year = "2017",
month = "2",
day = "1",
doi = "10.1016/j.ijporl.2016.12.032",
language = "English (US)",
volume = "93",
pages = "68--70",
journal = "International Journal of Pediatric Otorhinolaryngology",
issn = "0165-5876",
publisher = "Elsevier Ireland Ltd",

}

TY - JOUR

T1 - Is routine audiometric testing necessary for children with isolated preauricular lesions?

AU - Wu, Grace T.

AU - Devine, Conor

AU - Xu, Allen

AU - Geelan-Hansen, Katie

AU - Anne, Samantha

PY - 2017/2/1

Y1 - 2017/2/1

N2 - Introduction Preauricular lesions, including tags, pits, sinuses, and cysts are commonly seen. Some studies have shown increased incidence of hearing loss in these patients but other studies have failed to corroborate this finding. The purpose of this study is to evaluate the incidence of hearing loss in patients with isolated preauricular lesions. Methods Retrospective chart review of all pediatric otolaryngology patients seen at a tertiary academic center between 2008 and 2014. All patients with the diagnosis code of 744.1 or 701.9 (preauricular skin tag) or 744.46, 744.47, or 744.89 (preauricular pit/fistula/cyst) were included in this study. Medical records were reviewed for clinical, demographic, and audiologic data. Results Ninety-nine patients, 46 males, 53 females, with preauricular lesions were identified. Twelve were found to have abnormal hearing. Five patients had conductive hearing loss due to underlying Eustachian tube dysfunction. Four patients had sensorineural hearing loss; three of these patients had an enlarged vestibular aqueduct and one patient did not have an identified cause. Three patients had sound field testing or abnormal otoacoustic emissions that suggested hearing loss with no further follow up. Conclusion Children with isolated preauricular lesions with no history of otologic surgery or risk factors for hearing loss may not need audiologic evaluation outside of regular hearing screening. However, there does appear to be a higher association with Eustachian tube dysfunction in these children. Further studies will need to be done to determine whether or not there is an embryological correlation for this finding.
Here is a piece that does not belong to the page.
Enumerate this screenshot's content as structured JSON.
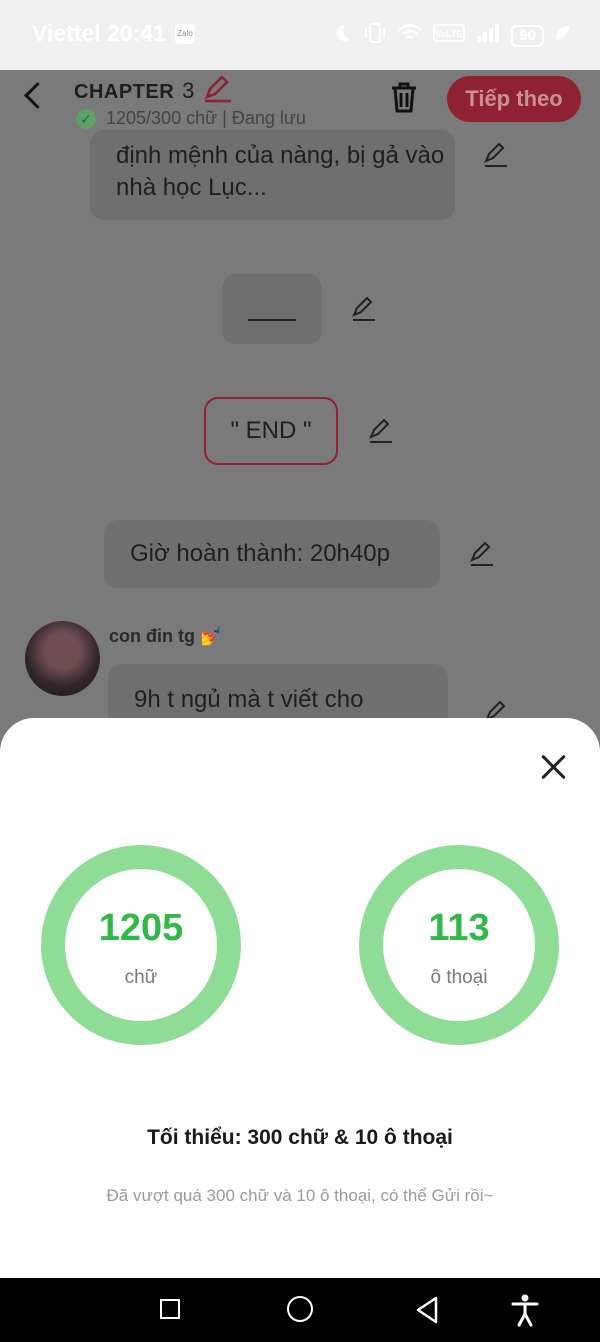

AB - Introduction Preauricular lesions, including tags, pits, sinuses, and cysts are commonly seen. Some studies have shown increased incidence of hearing loss in these patients but other studies have failed to corroborate this finding. The purpose of this study is to evaluate the incidence of hearing loss in patients with isolated preauricular lesions. Methods Retrospective chart review of all pediatric otolaryngology patients seen at a tertiary academic center between 2008 and 2014. All patients with the diagnosis code of 744.1 or 701.9 (preauricular skin tag) or 744.46, 744.47, or 744.89 (preauricular pit/fistula/cyst) were included in this study. Medical records were reviewed for clinical, demographic, and audiologic data. Results Ninety-nine patients, 46 males, 53 females, with preauricular lesions were identified. Twelve were found to have abnormal hearing. Five patients had conductive hearing loss due to underlying Eustachian tube dysfunction. Four patients had sensorineural hearing loss; three of these patients had an enlarged vestibular aqueduct and one patient did not have an identified cause. Three patients had sound field testing or abnormal otoacoustic emissions that suggested hearing loss with no further follow up. Conclusion Children with isolated preauricular lesions with no history of otologic surgery or risk factors for hearing loss may not need audiologic evaluation outside of regular hearing screening. However, there does appear to be a higher association with Eustachian tube dysfunction in these children. Further studies will need to be done to determine whether or not there is an embryological correlation for this finding.

KW - Fistula

KW - Hearing loss

KW - Preauricular pit

KW - Tag

UR - http://www.scopus.com/inward/record.url?scp=85007107136&partnerID=8YFLogxK

UR - http://www.scopus.com/inward/citedby.url?scp=85007107136&partnerID=8YFLogxK

U2 - 10.1016/j.ijporl.2016.12.032

DO - 10.1016/j.ijporl.2016.12.032

M3 - Article

C2 - 28109500

AN - SCOPUS:85007107136

VL - 93

SP - 68

EP - 70

JO - International Journal of Pediatric Otorhinolaryngology

JF - International Journal of Pediatric Otorhinolaryngology

SN - 0165-5876

ER -